RaduQ99 RaduQ99 - 19 days ago 4x
C++ Question

C++ Matrix values of

I want to create a matrix of 5 lines and 5 columns which contains values from 1 to 9. The following programs displays numbers from 1 to 25 instead, when I input

to the program..

#include <iostream>

using namespace std;

int a[20][20], n, x = 0;

int main()
cout << "n=";
cin >> n;

for(int i=1; i<=n; i++)
for(int j=1; j<=n; j++)
a[i][j] = x+1;
x = x+1;

for(int i=1; i<=n; i++)
for(int j=1; j<=n; j++)
cout << a[i][j] << " ";

cout << endl;

I'm a c++ beginner, so maybe it's simple to do but i don't know how to make it show values from 1 to 9. This is the matrix I except:

1 2 3 4 5
6 7 8 9 1
2 3 4 5 6
7 8 9 1 2
3 4 5 6 7

Asu Asu

There are some issues in your code.

C arrays or STL containers?

First off, a your matrix may only hold matrices as big as 20x20. Your program will silently fail if you enter n bigger than 20, because you will access memory out of bounds; which causes an undefined behavior (see other common UB cases here).

You may want to use a dynamic size array - A good way to achieve this is to use std::vector. Unfortunately, this isn't as comfortable to use as a C-style array with two dimensions - you can achieve the same access syntax using a std::vector<std::vector<int>>, but this is not very efficient (see this answer if you are interested why) nor quite comfortable.

The Boost C++ library provides a multidimensional array library. Once you get experienced enough, you may find an use in it.

<= or <? 0-index or 1-indexed?

Many programming languages today uses 0-indexing for arrays. This means the first element of the array is located at index 0, not 1. Some languages, such as Lua, doesn't do this.

This means you should iterate i and j from 0 to n. This also means n is excluded, so you should use <, not <=.

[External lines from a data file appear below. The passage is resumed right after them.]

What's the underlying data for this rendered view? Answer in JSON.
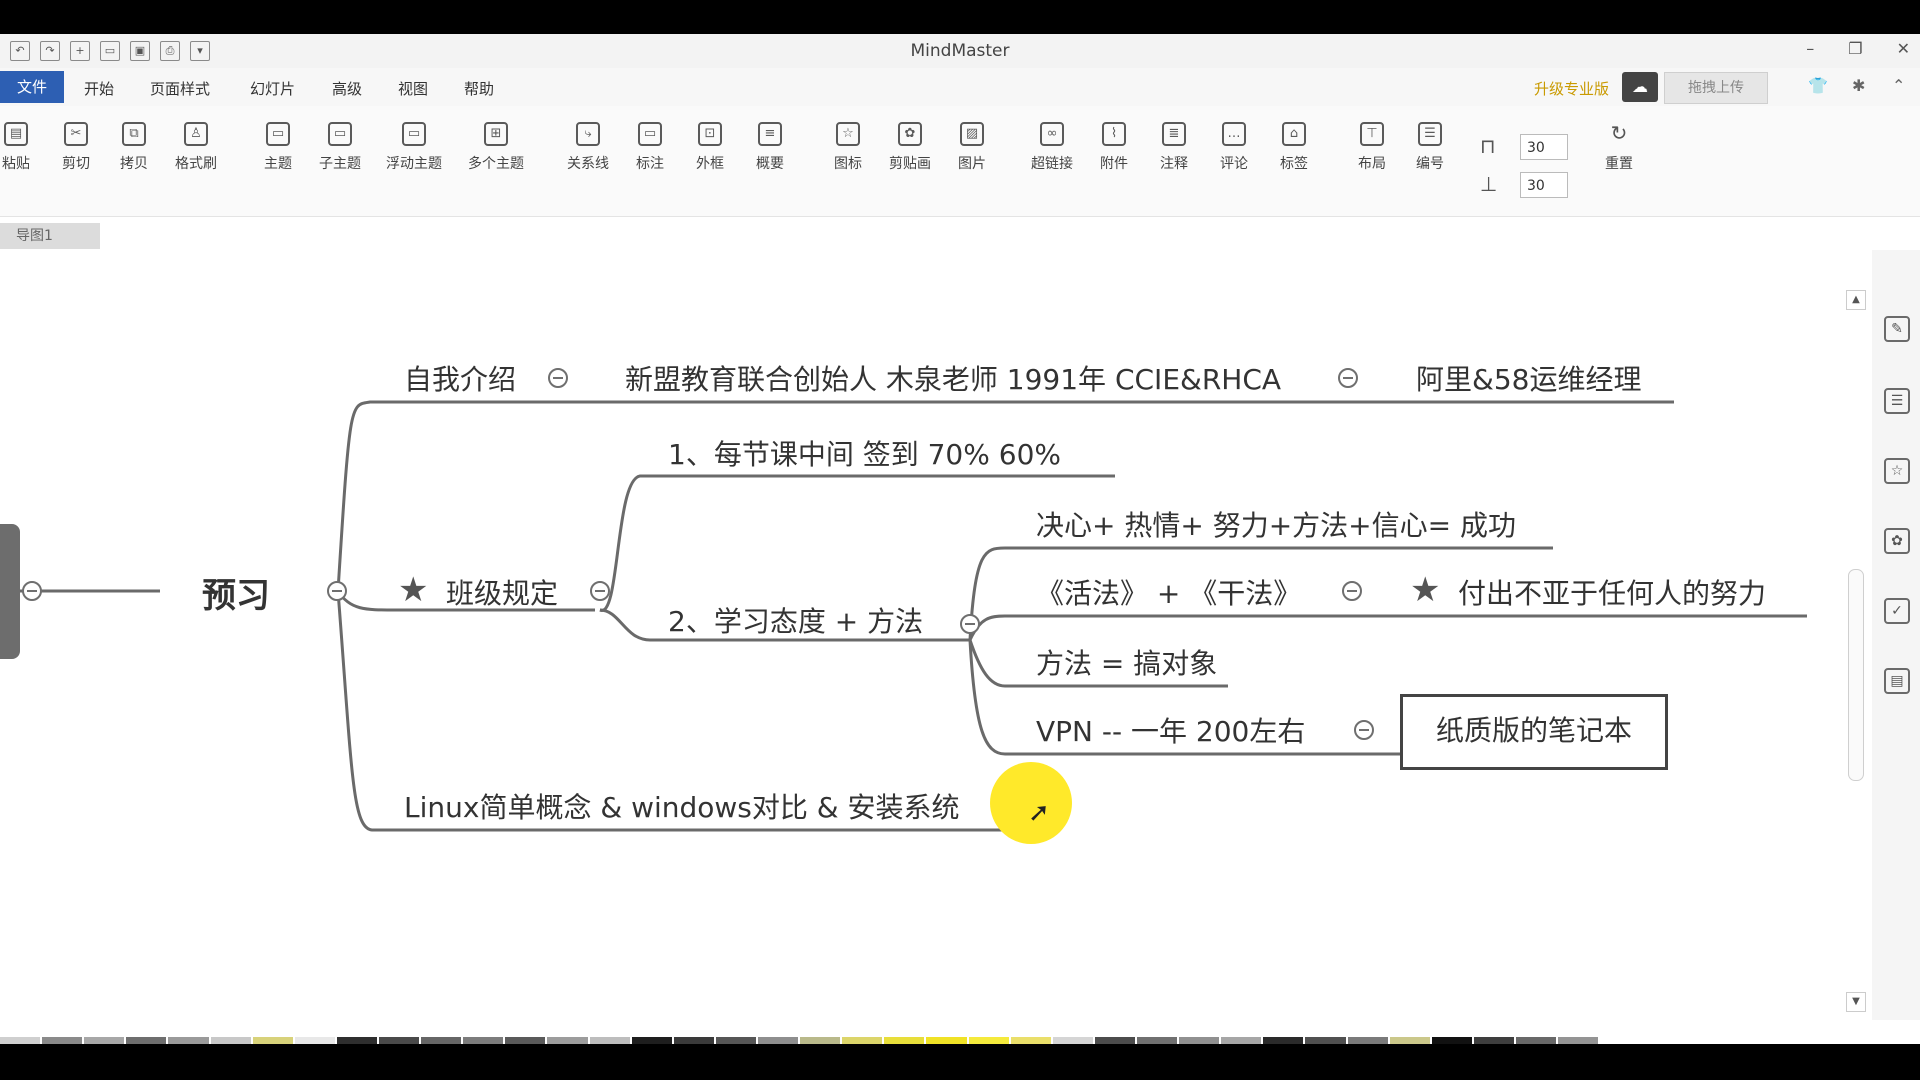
{
  "app": {
    "title": "MindMaster"
  },
  "menu": {
    "file": "文件",
    "items": [
      "开始",
      "页面样式",
      "幻灯片",
      "高级",
      "视图",
      "帮助"
    ],
    "upgrade": "升级专业版",
    "upload": "拖拽上传"
  },
  "ribbon": {
    "tools": [
      "粘贴",
      "剪切",
      "拷贝",
      "格式刷",
      "主题",
      "子主题",
      "浮动主题",
      "多个主题",
      "关系线",
      "标注",
      "外框",
      "概要",
      "图标",
      "剪贴画",
      "图片",
      "超链接",
      "附件",
      "注释",
      "评论",
      "标签",
      "布局",
      "编号"
    ],
    "spacing_h": "30",
    "spacing_v": "30",
    "reset": "重置"
  },
  "doc_tab": "导图1",
  "mindmap": {
    "central": "预习",
    "intro": "自我介绍",
    "intro_detail1": "新盟教育联合创始人 木泉老师 1991年 CCIE&RHCA",
    "intro_detail2": "阿里&58运维经理",
    "class_rules": "班级规定",
    "rule1": "1、每节课中间 签到  70%  60%",
    "rule2": "2、学习态度 + 方法",
    "formula": "决心+ 热情+ 努力+方法+信心= 成功",
    "books": "《活法》 + 《干法》",
    "effort": "付出不亚于任何人的努力",
    "method": "方法 = 搞对象",
    "vpn": "VPN -- 一年 200左右",
    "notebook": "纸质版的笔记本",
    "linux": "Linux简单概念 & windows对比 & 安装系统"
  },
  "colors": {
    "accent": "#2d5fb3",
    "highlight": "#ffe92a",
    "line": "#6a6a6a"
  }
}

Filling the matrix with numbers from 1 to 9

Your code doesn't do anything so you get numbers from 1 to 9 - it only fills the matrix with numbers from 1 to n * n. You could change this using an if clause to set x every time it goes above 9:

if (x > 9) { x = 0; } // x = 0 because it will be 1 on the next iteration

That being said, there is more convenient, as @PMar's answer says. The modulo operator % will do the task as well.

a[i][j] = (x % 9) + 1;
x = (x % 9) + 1;

This way, you will get every number from 1 to 9.

Now, you can also do another cleanup: Why are you calculating x's next value, and only then setting it? You could assign the new x value before the assignment to your matrix's cell. This allows having clearer code, with less copy pasting, which implies better maintainability.

x = (x % 9) + 1;
a[i][j] = x;

Another code quality consideration

I cannot say if your original code source was indented like your question (before it was edited), but you should really indent your code, for the future you and other people that will have to read your code. It allows for much better readability.

Same goes for different parts of your code : Add some space! It only can get more readable if you make a clear distinction between even just expressions.